This outcome stands in sharp contrast to the previous negotiated settlement with paramilitary groups (2003-2006) (Daly 2016). Despite the fact that both the FARC and paramilitary groups have committed atrocious human rights violations, were similarly involved in illegal markets and were/are viewed equally unfavorably by public opinion (Gallup 2007), Colombians have considerable more negative views of the negotiations with the FARC than they had of the negotiations with the paramilitaries (Gallup 2007, Gallup 2016). In our research, we seek to understand these diverging views on transitional justice and political participation. More specifically, this paper aims to determine if support for alternative legal treatment and political participation depends on the beneficiary and if information on past human rights violations by armed actors affects the public’s perception of culpability of this beneficiary.
Carlin, McCoy and Subotin (2016) find that trust in president Santos and the FARC were positively correlated with support for Colombia’s peace process, while including political participation or less severe punishment than the ones received by the paramilitaries was negatively correlated. These variables, however, cannot fully account for Colombians’ divergent attitudes towards the peace agreements reached with the FARC and the paramilitaries. Trust in president Santos is likely the outcome of the peace process, and, as mentioned above, Colombians have equally unfavorably views of both groups.
Building on previous work, our research focuses on the recipient of transitional justice and political participation measures rather than the outcome.
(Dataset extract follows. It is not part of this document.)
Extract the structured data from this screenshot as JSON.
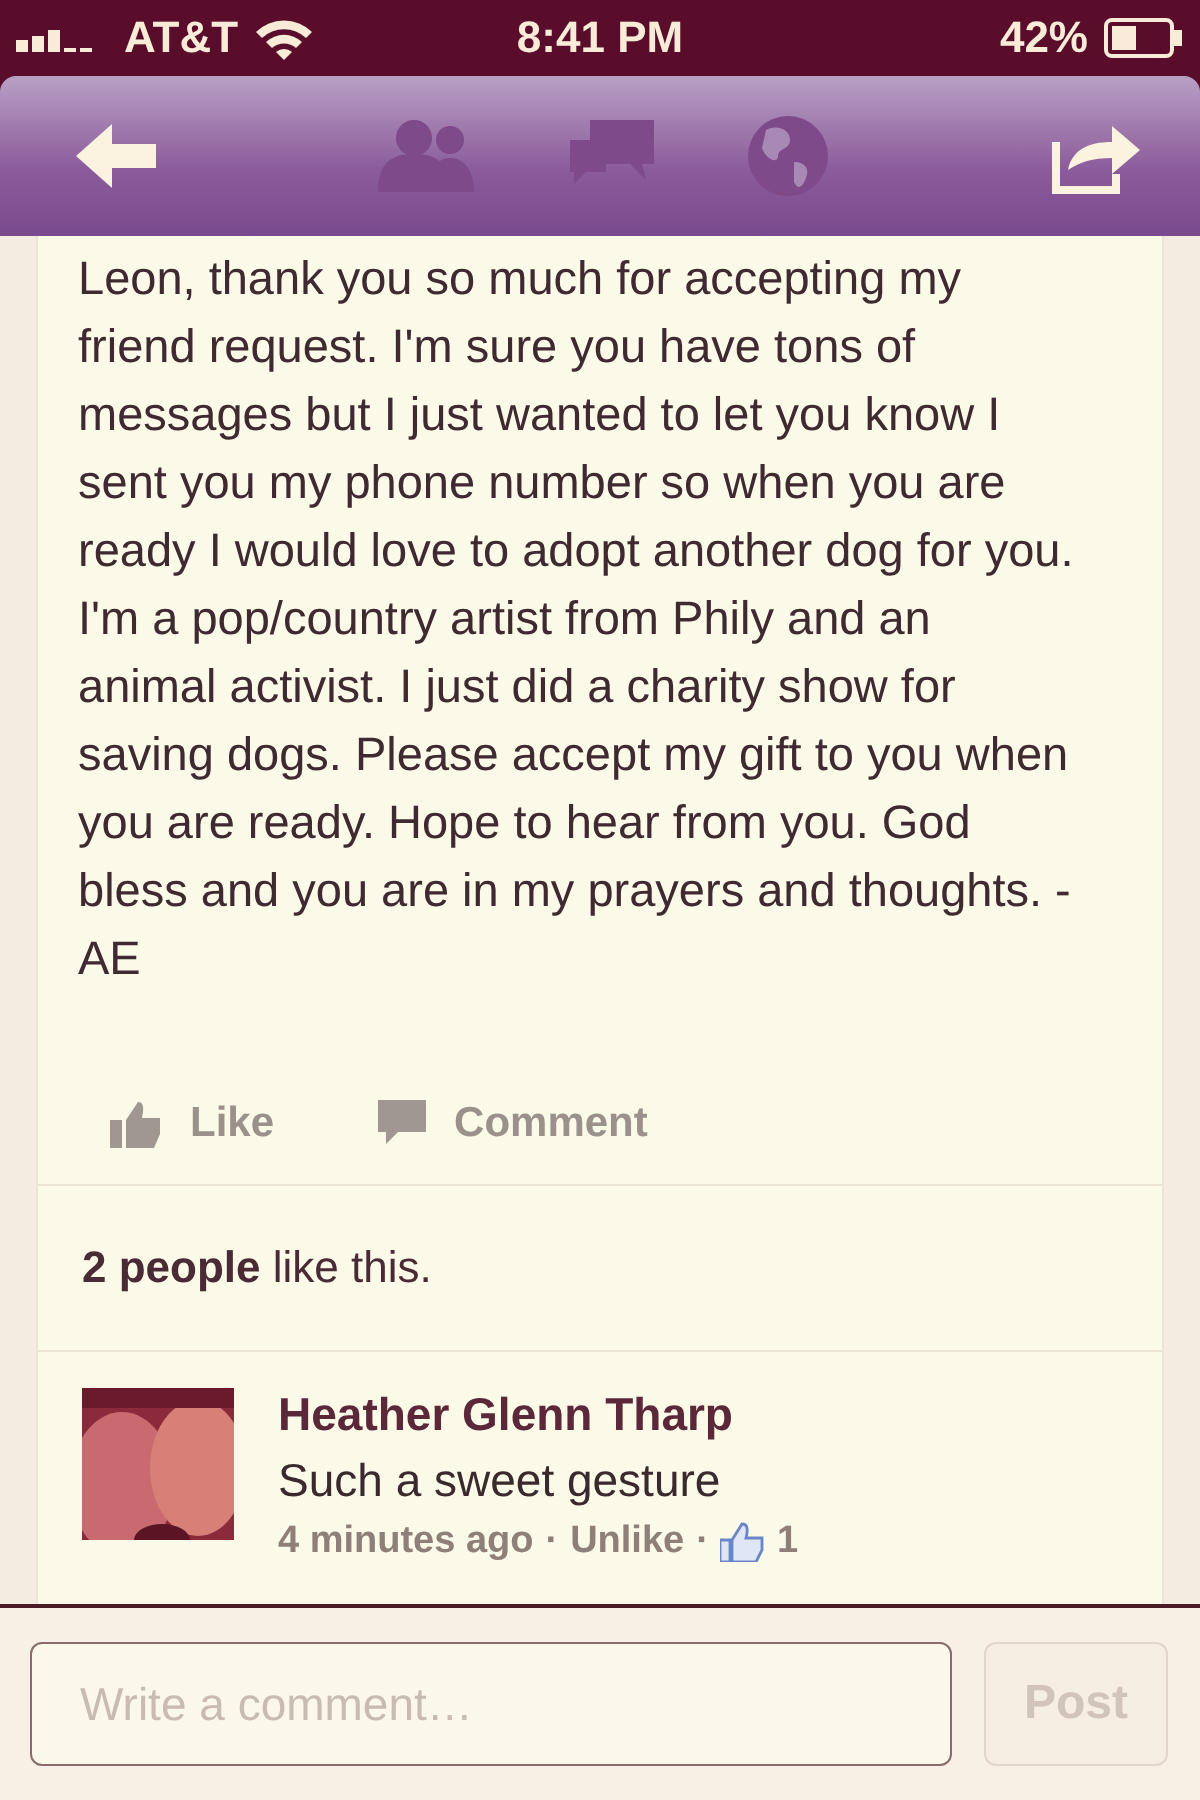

We argue that views about the legitimacy of armed actors are deeply held—impervious to information that contradicts them (Taber & Lodge 2006)—and they influence the likelihood of supporting or rejecting transitional justice and political participation mechanisms. If an armed group is perceived as the main culprit behind violence and believed its actions are driven by greed, a person will think of it as undeserving and reject the concessions. On the contrary, if an armed group’s origin and violent actions are seen as driven by grievances, then a person will think of the group as more deserving of the concessions.
In order to assess this argument, we use two survey experiments in Colombia. The first experiment tests if support for transitional justice and former combatants’ political participation varies depending on whether the beneficiary belongs to the FARC or a paramilitary group. We hypothesize that public support for transitional justice mechanisms, increases when the beneficiary belongs to a paramilitary group, rather than the FARC. The second experiment tests if people’s perception of a given combatant’s responsibility for the armed conflict changes when they receive new information on human rights violations. We expect people’s responsibility adjudication between the FARC and the paramilitaries to remain the same, even after they receive information that contradicts their beliefs.
How societies deal with atrocities committed during authoritarian regimes or civil wars has an important impact on the stability and quality of democracy thereafter. This research will not only help us and policy makers evaluate and improve peace agreements and build sustainable peace in transitional societies. But will also inform research on public opinion and crime more broadly, including, the effect of race, ethnicity, and gender in crime punishment.